__What is needed__. Your task is to restate every entry below word for word and omit the images.

▼

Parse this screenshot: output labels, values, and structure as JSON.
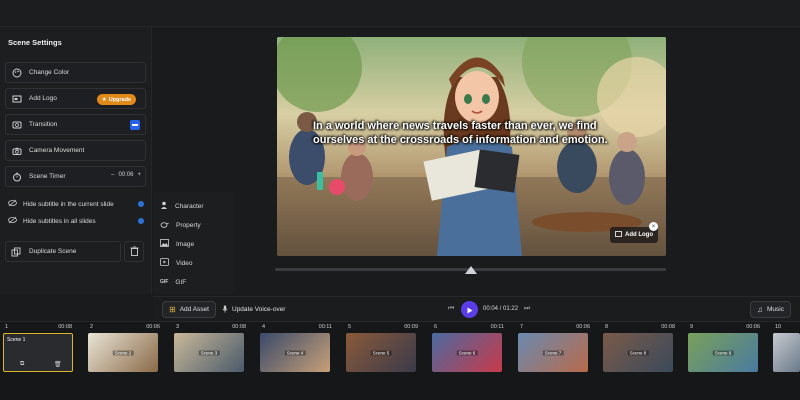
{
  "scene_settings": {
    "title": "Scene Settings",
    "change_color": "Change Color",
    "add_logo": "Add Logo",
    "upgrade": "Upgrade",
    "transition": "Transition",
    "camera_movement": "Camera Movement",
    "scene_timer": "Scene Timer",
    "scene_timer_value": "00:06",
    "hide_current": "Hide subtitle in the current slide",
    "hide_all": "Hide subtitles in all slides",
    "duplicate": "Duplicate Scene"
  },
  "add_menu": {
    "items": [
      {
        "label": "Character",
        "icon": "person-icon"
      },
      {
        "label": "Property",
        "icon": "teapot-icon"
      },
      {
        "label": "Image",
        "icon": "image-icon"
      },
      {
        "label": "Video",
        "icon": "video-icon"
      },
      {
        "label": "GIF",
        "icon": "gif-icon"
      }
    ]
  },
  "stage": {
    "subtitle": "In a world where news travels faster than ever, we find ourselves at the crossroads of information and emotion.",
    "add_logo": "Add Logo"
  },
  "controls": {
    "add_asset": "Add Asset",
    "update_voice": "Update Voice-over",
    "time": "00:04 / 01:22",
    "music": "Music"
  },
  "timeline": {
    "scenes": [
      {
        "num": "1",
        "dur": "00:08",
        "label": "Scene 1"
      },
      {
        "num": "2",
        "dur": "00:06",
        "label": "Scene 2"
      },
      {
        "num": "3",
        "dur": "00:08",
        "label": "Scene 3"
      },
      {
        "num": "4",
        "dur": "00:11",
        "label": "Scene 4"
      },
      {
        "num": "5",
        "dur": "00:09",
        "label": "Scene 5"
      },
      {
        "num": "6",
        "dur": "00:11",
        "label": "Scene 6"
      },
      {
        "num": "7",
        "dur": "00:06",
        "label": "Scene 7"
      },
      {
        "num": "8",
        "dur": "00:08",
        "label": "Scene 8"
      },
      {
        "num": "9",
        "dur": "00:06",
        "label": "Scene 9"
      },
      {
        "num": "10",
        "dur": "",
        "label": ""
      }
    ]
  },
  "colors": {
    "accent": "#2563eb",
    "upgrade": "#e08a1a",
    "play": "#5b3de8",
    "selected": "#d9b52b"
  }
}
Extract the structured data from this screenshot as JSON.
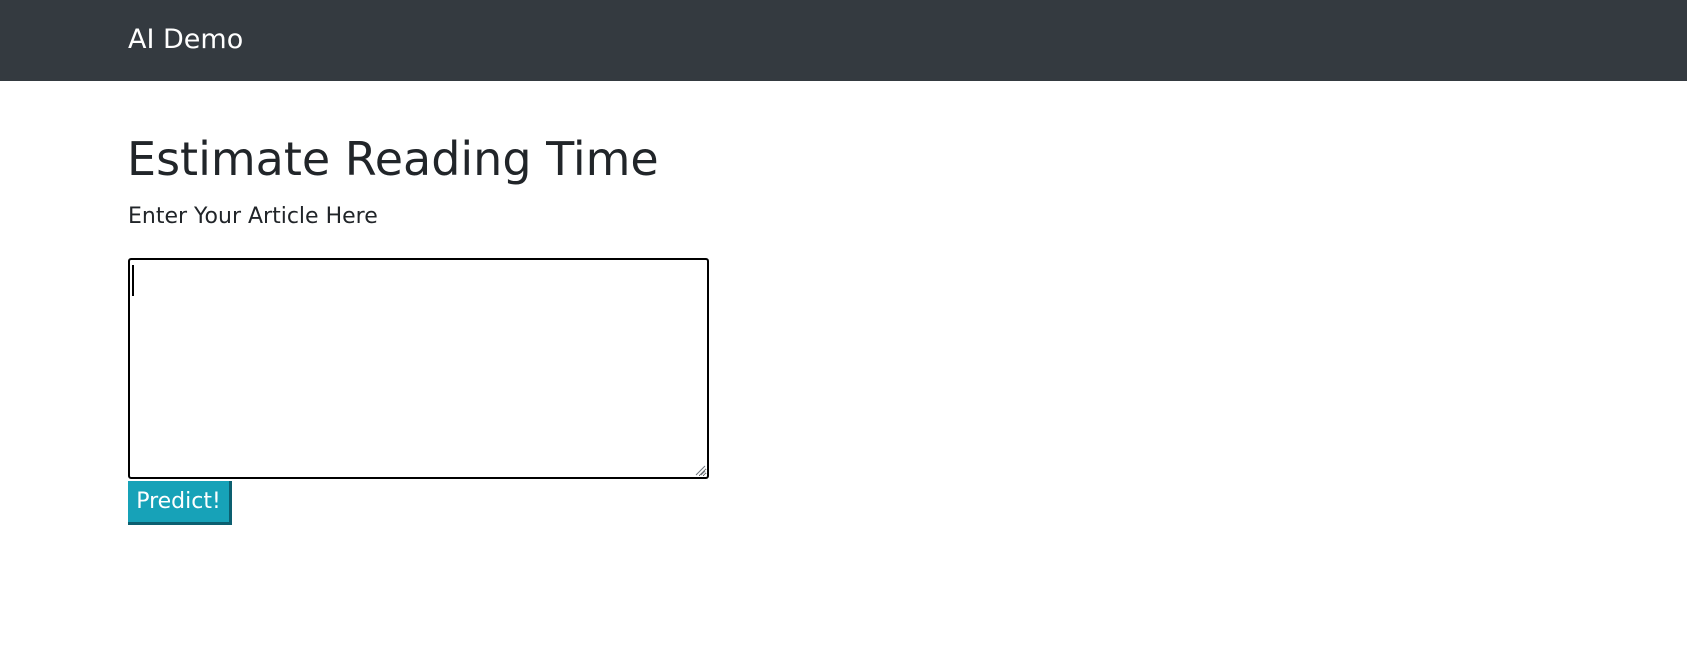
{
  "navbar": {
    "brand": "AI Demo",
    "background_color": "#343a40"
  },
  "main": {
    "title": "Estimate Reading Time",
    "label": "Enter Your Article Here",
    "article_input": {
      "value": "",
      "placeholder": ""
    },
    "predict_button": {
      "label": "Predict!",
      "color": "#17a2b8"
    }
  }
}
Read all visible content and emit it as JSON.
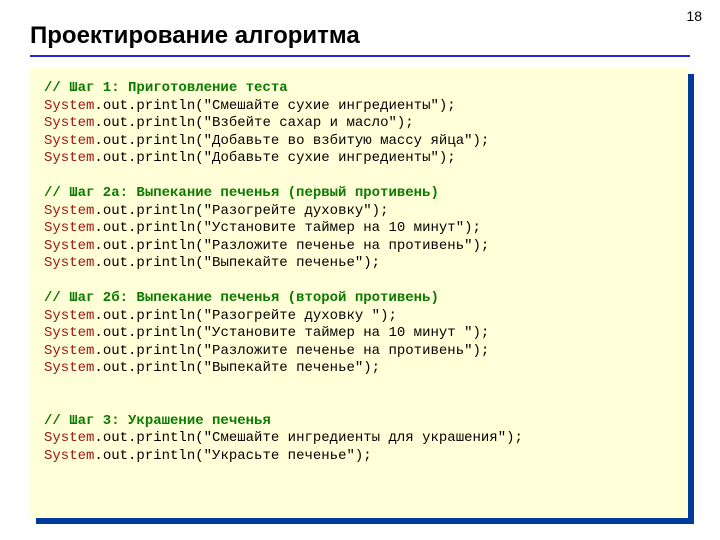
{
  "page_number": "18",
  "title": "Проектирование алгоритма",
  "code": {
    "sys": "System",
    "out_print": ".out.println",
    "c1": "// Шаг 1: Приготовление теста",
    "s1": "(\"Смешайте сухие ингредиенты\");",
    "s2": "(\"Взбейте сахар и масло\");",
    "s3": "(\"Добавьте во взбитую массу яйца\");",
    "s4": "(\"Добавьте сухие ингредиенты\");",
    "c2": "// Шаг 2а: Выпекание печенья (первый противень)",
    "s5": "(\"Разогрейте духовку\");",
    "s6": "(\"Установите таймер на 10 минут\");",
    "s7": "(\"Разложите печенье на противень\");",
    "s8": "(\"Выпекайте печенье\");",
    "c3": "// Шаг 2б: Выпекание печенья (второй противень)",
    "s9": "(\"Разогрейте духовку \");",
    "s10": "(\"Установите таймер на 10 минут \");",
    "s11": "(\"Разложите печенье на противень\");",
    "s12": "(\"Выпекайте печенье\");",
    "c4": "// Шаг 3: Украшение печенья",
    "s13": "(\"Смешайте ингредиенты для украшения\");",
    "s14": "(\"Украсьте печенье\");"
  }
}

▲

__Reply__.
Parse this screenshot: output labels, values, and structure as JSON.
{
  "scene_settings": {
    "title": "Scene Settings",
    "change_color": "Change Color",
    "add_logo": "Add Logo",
    "upgrade": "Upgrade",
    "transition": "Transition",
    "camera_movement": "Camera Movement",
    "scene_timer": "Scene Timer",
    "scene_timer_value": "00:06",
    "hide_current": "Hide subtitle in the current slide",
    "hide_all": "Hide subtitles in all slides",
    "duplicate": "Duplicate Scene"
  },
  "add_menu": {
    "items": [
      {
        "label": "Character",
        "icon": "person-icon"
      },
      {
        "label": "Property",
        "icon": "teapot-icon"
      },
      {
        "label": "Image",
        "icon": "image-icon"
      },
      {
        "label": "Video",
        "icon": "video-icon"
      },
      {
        "label": "GIF",
        "icon": "gif-icon"
      }
    ]
  },
  "stage": {
    "subtitle": "In a world where news travels faster than ever, we find ourselves at the crossroads of information and emotion.",
    "add_logo": "Add Logo"
  },
  "controls": {
    "add_asset": "Add Asset",
    "update_voice": "Update Voice-over",
    "time": "00:04 / 01:22",
    "music": "Music"
  },
  "timeline": {
    "scenes": [
      {
        "num": "1",
        "dur": "00:08",
        "label": "Scene 1"
      },
      {
        "num": "2",
        "dur": "00:06",
        "label": "Scene 2"
      },
      {
        "num": "3",
        "dur": "00:08",
        "label": "Scene 3"
      },
      {
        "num": "4",
        "dur": "00:11",
        "label": "Scene 4"
      },
      {
        "num": "5",
        "dur": "00:09",
        "label": "Scene 5"
      },
      {
        "num": "6",
        "dur": "00:11",
        "label": "Scene 6"
      },
      {
        "num": "7",
        "dur": "00:06",
        "label": "Scene 7"
      },
      {
        "num": "8",
        "dur": "00:08",
        "label": "Scene 8"
      },
      {
        "num": "9",
        "dur": "00:06",
        "label": "Scene 9"
      },
      {
        "num": "10",
        "dur": "",
        "label": ""
      }
    ]
  },
  "colors": {
    "accent": "#2563eb",
    "upgrade": "#e08a1a",
    "play": "#5b3de8",
    "selected": "#d9b52b"
  }
}
Extract the structured data from this screenshot as JSON.
{
  "navbar": {
    "brand": "AI Demo",
    "background_color": "#343a40"
  },
  "main": {
    "title": "Estimate Reading Time",
    "label": "Enter Your Article Here",
    "article_input": {
      "value": "",
      "placeholder": ""
    },
    "predict_button": {
      "label": "Predict!",
      "color": "#17a2b8"
    }
  }
}
Read all visible content and emit it as JSON.
{
  "page_number": "18",
  "title": "Проектирование алгоритма",
  "code": {
    "sys": "System",
    "out_print": ".out.println",
    "c1": "// Шаг 1: Приготовление теста",
    "s1": "(\"Смешайте сухие ингредиенты\");",
    "s2": "(\"Взбейте сахар и масло\");",
    "s3": "(\"Добавьте во взбитую массу яйца\");",
    "s4": "(\"Добавьте сухие ингредиенты\");",
    "c2": "// Шаг 2а: Выпекание печенья (первый противень)",
    "s5": "(\"Разогрейте духовку\");",
    "s6": "(\"Установите таймер на 10 минут\");",
    "s7": "(\"Разложите печенье на противень\");",
    "s8": "(\"Выпекайте печенье\");",
    "c3": "// Шаг 2б: Выпекание печенья (второй противень)",
    "s9": "(\"Разогрейте духовку \");",
    "s10": "(\"Установите таймер на 10 минут \");",
    "s11": "(\"Разложите печенье на противень\");",
    "s12": "(\"Выпекайте печенье\");",
    "c4": "// Шаг 3: Украшение печенья",
    "s13": "(\"Смешайте ингредиенты для украшения\");",
    "s14": "(\"Украсьте печенье\");"
  }
}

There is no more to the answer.